*Extracted records:*
----

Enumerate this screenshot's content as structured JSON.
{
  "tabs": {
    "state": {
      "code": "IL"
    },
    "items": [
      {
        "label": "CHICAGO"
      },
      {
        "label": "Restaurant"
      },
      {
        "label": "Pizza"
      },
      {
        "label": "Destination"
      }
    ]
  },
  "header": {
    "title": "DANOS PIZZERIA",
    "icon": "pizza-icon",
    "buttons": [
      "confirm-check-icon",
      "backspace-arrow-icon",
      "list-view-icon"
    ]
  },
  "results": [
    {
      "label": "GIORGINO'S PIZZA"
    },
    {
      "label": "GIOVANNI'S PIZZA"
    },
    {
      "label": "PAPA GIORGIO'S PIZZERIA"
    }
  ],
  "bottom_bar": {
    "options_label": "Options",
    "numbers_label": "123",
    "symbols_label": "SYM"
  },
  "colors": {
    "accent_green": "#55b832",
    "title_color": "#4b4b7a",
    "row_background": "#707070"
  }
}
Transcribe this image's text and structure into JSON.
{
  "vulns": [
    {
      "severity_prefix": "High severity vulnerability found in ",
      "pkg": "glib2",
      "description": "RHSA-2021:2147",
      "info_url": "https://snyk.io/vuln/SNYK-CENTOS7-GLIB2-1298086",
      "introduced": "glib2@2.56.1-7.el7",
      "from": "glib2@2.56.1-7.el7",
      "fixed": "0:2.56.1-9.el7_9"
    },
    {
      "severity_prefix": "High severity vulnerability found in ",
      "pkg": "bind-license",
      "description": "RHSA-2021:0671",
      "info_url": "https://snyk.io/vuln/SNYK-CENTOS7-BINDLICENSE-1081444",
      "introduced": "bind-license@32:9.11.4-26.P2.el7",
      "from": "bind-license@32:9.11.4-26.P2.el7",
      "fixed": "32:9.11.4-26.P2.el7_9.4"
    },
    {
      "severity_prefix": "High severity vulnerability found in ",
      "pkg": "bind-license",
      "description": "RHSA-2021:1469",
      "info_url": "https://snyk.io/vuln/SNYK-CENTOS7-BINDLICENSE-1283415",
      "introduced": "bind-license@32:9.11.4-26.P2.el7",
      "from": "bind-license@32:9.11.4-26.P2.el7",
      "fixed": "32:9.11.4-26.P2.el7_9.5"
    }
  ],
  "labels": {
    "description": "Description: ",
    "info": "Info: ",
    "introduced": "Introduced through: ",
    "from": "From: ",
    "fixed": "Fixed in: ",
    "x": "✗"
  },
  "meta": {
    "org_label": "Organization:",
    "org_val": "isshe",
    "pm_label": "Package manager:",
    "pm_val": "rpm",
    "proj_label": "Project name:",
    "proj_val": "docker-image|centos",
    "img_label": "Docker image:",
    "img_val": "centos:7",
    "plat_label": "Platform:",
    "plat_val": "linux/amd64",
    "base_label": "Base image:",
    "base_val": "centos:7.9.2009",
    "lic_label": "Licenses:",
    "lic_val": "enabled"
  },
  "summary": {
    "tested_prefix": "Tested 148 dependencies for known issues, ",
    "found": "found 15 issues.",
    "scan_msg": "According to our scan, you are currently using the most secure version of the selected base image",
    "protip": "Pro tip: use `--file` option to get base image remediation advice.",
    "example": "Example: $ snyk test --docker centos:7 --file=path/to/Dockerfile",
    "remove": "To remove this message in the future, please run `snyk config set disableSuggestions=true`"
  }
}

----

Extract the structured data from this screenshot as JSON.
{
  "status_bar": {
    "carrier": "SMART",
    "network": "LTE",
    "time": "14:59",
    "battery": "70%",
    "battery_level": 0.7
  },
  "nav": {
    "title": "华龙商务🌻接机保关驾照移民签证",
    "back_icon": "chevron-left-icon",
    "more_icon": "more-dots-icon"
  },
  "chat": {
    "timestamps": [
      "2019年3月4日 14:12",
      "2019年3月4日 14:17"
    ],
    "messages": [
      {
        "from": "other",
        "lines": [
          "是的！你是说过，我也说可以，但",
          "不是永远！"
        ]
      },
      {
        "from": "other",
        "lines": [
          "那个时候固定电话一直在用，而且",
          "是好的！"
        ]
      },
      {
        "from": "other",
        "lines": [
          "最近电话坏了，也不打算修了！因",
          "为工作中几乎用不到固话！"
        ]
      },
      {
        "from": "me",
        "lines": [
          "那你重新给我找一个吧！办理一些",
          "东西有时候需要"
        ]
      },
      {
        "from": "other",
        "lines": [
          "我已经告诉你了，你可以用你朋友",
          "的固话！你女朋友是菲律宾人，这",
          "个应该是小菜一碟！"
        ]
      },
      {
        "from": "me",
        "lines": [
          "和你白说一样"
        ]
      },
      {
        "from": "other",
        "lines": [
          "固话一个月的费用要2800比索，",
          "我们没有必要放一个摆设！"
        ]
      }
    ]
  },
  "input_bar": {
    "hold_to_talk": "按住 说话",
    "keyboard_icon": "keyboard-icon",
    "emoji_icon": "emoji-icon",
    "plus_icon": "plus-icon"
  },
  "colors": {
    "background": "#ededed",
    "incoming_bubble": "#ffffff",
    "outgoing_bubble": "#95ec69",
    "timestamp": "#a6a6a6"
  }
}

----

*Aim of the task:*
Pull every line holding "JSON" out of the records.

*Written answer:*
Enumerate this screenshot's content as structured JSON.
Transcribe this image's text and structure into JSON.
Extract the structured data from this screenshot as JSON.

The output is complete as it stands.